John Gay is 331 years old today. One of the funniest authors of his age, he penned the most successful original theatrical entertainment of the Anglophone eighteenth-century, creating something that has a claim to be regarded as the world’s first hit musical. And he wrote a bunch of other interesting stuff as well.
Like other early eighteenth-century writers, he’s depicted wearing a turban rather than the full-bottomed wig that made people look like Brian May.
The turban denotes a kind a domestic intimacy, a disengagement from public life, a life unbuttoned and focused on more rarefied pursuits.
The upwardly urgent son of a silk mercer, John Gay was anxious to belong to an elite of some kind and nervous about his status. Gay was also, of course, a Scriblerian. The Scriblerian Club of self important Augustan authors were like the Travelling Wilburies of the early eighteenth-century – so oddly less than the sum of their parts. The effort of figuring out the extent to which the Scriblerian Club was a functioning authorial project has exercised the talents of people like me (but not me) for a very long time.

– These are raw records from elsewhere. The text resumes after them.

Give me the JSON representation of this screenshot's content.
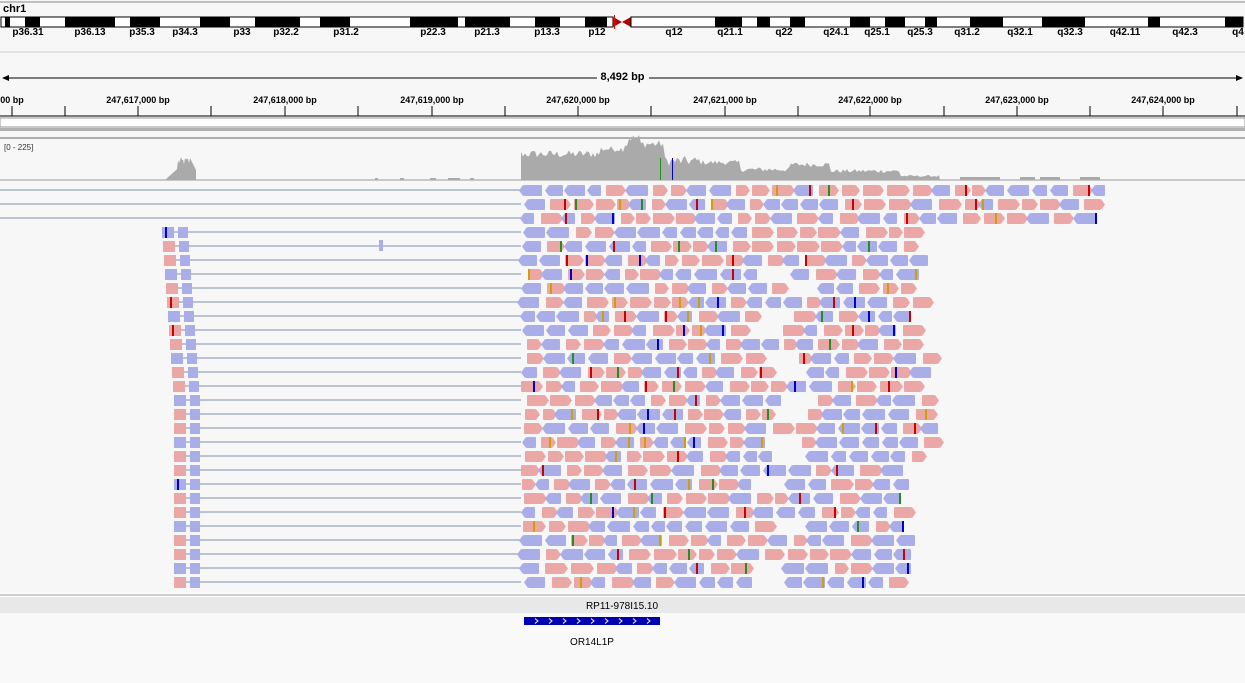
{
  "chromosome": "chr1",
  "ideogram": {
    "bands": [
      {
        "label": "p36.31",
        "center": 28
      },
      {
        "label": "p36.13",
        "center": 90
      },
      {
        "label": "p35.3",
        "center": 142
      },
      {
        "label": "p34.3",
        "center": 185
      },
      {
        "label": "p33",
        "center": 242
      },
      {
        "label": "p32.2",
        "center": 286
      },
      {
        "label": "p31.2",
        "center": 346
      },
      {
        "label": "p22.3",
        "center": 433
      },
      {
        "label": "p21.3",
        "center": 487
      },
      {
        "label": "p13.3",
        "center": 547
      },
      {
        "label": "p12",
        "center": 597
      },
      {
        "label": "q12",
        "center": 674
      },
      {
        "label": "q21.1",
        "center": 730
      },
      {
        "label": "q22",
        "center": 784
      },
      {
        "label": "q24.1",
        "center": 836
      },
      {
        "label": "q25.1",
        "center": 877
      },
      {
        "label": "q25.3",
        "center": 920
      },
      {
        "label": "q31.2",
        "center": 967
      },
      {
        "label": "q32.1",
        "center": 1020
      },
      {
        "label": "q32.3",
        "center": 1070
      },
      {
        "label": "q42.11",
        "center": 1125
      },
      {
        "label": "q42.3",
        "center": 1185
      },
      {
        "label": "q4",
        "center": 1238
      }
    ]
  },
  "ruler": {
    "span_label": "8,492 bp",
    "ticks": [
      {
        "label": "00 bp"
      },
      {
        "label": "247,617,000 bp"
      },
      {
        "label": "247,618,000 bp"
      },
      {
        "label": "247,619,000 bp"
      },
      {
        "label": "247,620,000 bp"
      },
      {
        "label": "247,621,000 bp"
      },
      {
        "label": "247,622,000 bp"
      },
      {
        "label": "247,623,000 bp"
      },
      {
        "label": "247,624,000 bp"
      }
    ]
  },
  "coverage": {
    "range_label": "[0 - 225]"
  },
  "genes": {
    "top_name": "RP11-978I15.10",
    "bottom_name": "OR14L1P"
  },
  "colors": {
    "read_forward": "#eba6a6",
    "read_reverse": "#a9aee8",
    "coverage": "#aaaaaa",
    "gene": "#0000b2",
    "mismatch_t": "#cc0000",
    "mismatch_g": "#209020",
    "mismatch_c": "#0000cc",
    "mismatch_a": "#d0a000"
  }
}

That remarkably messy and enjoyable farce Three Hours After Marriage was mostly Gay with Scriblerian input. Complete with a hilarious scene set in a room full of Egyptian antiquities, with nervous lovers disguised as mummies and crocodiles moving around at the back and freezing, this adult pantomime would have been fought over a bit more had it done better with the critics and with the box office.
But it’s The Beggar’s Opera which, of course, secures his immortality. A ballad opera, this so-called (Swift-called?) “Newgate Pastoral” has songs that people can already sing on the way in rather than the way out – making it the eerie precursor to such lamentable non-musicals as Mamma Mia and We Will Rock You. Unlike these opportunistic collages, however, The Beggar’s Opera is all about subverting expectations – finding inappropriate words to well known melodies. Centuries before Chicago, Beggar’s Opera is the world’s first death-row musical – yet he deliberately undermines yet exploits any incipient generic expectations by tagging on a deliberately ludicrous happy ending that is satisfying and yet unsettling in equal measure and reminds me of Robert Altman’s The Player.
Because Gay can’t even think straight. Just about every other writer you can think of, will sometime bowl a straight ball – will sometimes say exactly what’s on their mind, will produce something that isn’t a parody or a subversion. But whether he’s writing about pastoral (and he’s usually writing about pastoral) or about urban romance (which is itself a version of pastoral), he is determined to travesty. He bounces back and forth between burlesque and mock heroic and retains a peculiar integrity by so doing. Never being serious is a kind of serious business – a kind of dogged and heroic professional and existential obligation.
Go see the birthday boy in Westminster Abbey. Self-Penned Epitaph.
“Life is a jest; and all things show it, I thought so once; but now I know it”.